A recent comparative analysis showed that visitor numbers to Bath, York and Oxford retained a similar and comparable trajectory that did not single out Bath’s special status. A 2012 study on Liverpool, a site since 2004, cited a sense of local pride and brand identification as more prominent benefits than a surge of cultural heritage tourists. Nonetheless, the almost £500,000 cost of preparing a nomination estimated by Pricewaterhouse Coopers in 2007 has not acted as a deterrent to applicants.
The view from within
For cities that are World Heritage Sites, on the other hand, the coveted title is not without its problems, as attested in the recent press coverage of Edinburgh. Liverpool was put on the World Heritage in Danger list a few years ago, threatening the removal of its status.
This was because of a string of major project applications – not least the Fourth Grace, a tall mega-development planned for Liverpool Pier that was later dropped. Dresden in Germany was put on the in-danger list too, and its city authorities eventually decided that a bridge connecting two sides of the city was more important to its development than the World Heritage badge. Its status was withdrawn in 2009.
Cities aren’t archaeological sites
But what really is the cause of such conflicts, and indeed is World Heritage status worth it for cities? One of the reasons for this escalation of conflict and sense of frustration may be the way the nomination process, evaluation, management guidelines and subsequent monitoring of the sites prescribed by UNESCO is more or less a one-size-fits-all package.
A closer look at the designation of historic towns and UNESCO’s expectations for their management reveals a framework that is probably much better suited to neatly fenced and managed archaeological sites than the complex nature of a functioning city.
This becomes even more apparent in the way UNESCO follows its procedures in collaboration with the relevant local authorities, and in how it reviews and monitors major planning applications within site boundaries (the country in question has to make UNESCO aware of major applications that could potentially affect the outstanding universal value of a site).
The small team of experts dispatched by UNESCO is requested to review a proposed scheme and report on its potential impacts. Not only is their brief limited, but so too are the opportunities to establish a longer term understanding of a place.
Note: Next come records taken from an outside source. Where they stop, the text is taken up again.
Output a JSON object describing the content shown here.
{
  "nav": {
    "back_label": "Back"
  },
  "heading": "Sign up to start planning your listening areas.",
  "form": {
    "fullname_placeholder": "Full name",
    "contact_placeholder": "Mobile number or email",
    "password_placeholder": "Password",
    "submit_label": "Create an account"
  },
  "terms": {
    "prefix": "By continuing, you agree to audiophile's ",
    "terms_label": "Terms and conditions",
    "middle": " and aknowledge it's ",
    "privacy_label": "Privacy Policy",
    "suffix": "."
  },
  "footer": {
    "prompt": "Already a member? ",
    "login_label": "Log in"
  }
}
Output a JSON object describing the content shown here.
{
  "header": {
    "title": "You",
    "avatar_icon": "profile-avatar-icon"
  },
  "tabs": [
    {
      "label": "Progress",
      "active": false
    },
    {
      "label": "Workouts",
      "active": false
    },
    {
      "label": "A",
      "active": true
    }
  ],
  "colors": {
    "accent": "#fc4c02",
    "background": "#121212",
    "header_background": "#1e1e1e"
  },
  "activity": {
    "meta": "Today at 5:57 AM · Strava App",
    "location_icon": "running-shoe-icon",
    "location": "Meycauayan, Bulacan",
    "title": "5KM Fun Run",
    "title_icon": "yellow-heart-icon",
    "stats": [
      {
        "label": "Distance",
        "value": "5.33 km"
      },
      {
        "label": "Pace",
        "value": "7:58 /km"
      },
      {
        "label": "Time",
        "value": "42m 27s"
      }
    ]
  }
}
Another issue is the fact that the management plans that are currently a prerequisite for WHS applications are a wasted opportunity. Management plans can be very effective for archaeological sites or for sites that are being managed anyway, but they are not in their present form fully applicable to the urban context.
Historic urban areas require different strategies that fit a city’s development plan. While setting out limitations, these would be more attuned to the area’s development aspirations.
This way they can recognise the evolving nature of the area’s historic character, the complexities of making decision about cities and local aspirations. Such a framework established at the outset, agreed at city level and then with UNESCO, would provide clearer direction to property owners, developers, planners and UNESCO-appointed monitors.
This in turn would provide a greater transparency to the process that could ultimately allow historic areas to evolve within their broader urban context without losing the characteristics that make them special in the first place.
In the case of Edinburgh’s Old and New Towns, for example, which follow a limited management plan, you should be able to avoid getting to a point where removal from the list becomes a possibility. But as things stand, I would advise city authorities to think twice before applying for World Heritage Status.